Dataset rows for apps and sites
----------------
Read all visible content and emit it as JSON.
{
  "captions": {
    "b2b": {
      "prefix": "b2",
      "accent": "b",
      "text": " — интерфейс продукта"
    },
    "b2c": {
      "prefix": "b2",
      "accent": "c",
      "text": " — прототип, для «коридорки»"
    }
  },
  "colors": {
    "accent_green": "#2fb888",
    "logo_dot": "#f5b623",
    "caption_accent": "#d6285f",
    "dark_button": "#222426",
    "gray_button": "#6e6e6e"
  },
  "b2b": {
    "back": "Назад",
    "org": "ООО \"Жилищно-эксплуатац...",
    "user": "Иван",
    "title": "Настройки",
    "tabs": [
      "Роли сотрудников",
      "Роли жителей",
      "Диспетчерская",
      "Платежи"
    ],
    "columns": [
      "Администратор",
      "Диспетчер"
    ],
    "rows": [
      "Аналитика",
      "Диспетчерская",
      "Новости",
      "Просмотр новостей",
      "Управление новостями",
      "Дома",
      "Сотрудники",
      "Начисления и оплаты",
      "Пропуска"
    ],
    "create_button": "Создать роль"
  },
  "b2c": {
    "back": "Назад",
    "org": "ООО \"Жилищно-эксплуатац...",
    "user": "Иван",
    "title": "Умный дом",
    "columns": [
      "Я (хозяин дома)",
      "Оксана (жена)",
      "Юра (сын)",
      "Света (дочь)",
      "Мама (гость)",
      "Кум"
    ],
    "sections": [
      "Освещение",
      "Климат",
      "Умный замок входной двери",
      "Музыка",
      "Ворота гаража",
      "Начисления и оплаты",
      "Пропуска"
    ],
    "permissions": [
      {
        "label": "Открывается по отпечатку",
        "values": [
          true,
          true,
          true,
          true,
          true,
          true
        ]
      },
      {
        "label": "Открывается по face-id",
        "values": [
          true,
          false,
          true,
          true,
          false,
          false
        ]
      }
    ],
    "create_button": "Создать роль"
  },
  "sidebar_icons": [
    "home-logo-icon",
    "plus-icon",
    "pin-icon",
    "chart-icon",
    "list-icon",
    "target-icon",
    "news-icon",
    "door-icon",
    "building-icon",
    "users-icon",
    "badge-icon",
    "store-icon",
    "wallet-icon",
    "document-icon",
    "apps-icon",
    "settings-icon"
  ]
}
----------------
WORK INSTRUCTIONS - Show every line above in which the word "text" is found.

OUTPUT OF THE EXERCISE -
      "text": " — интерфейс продукта"
      "text": " — прототип, для «коридорки»"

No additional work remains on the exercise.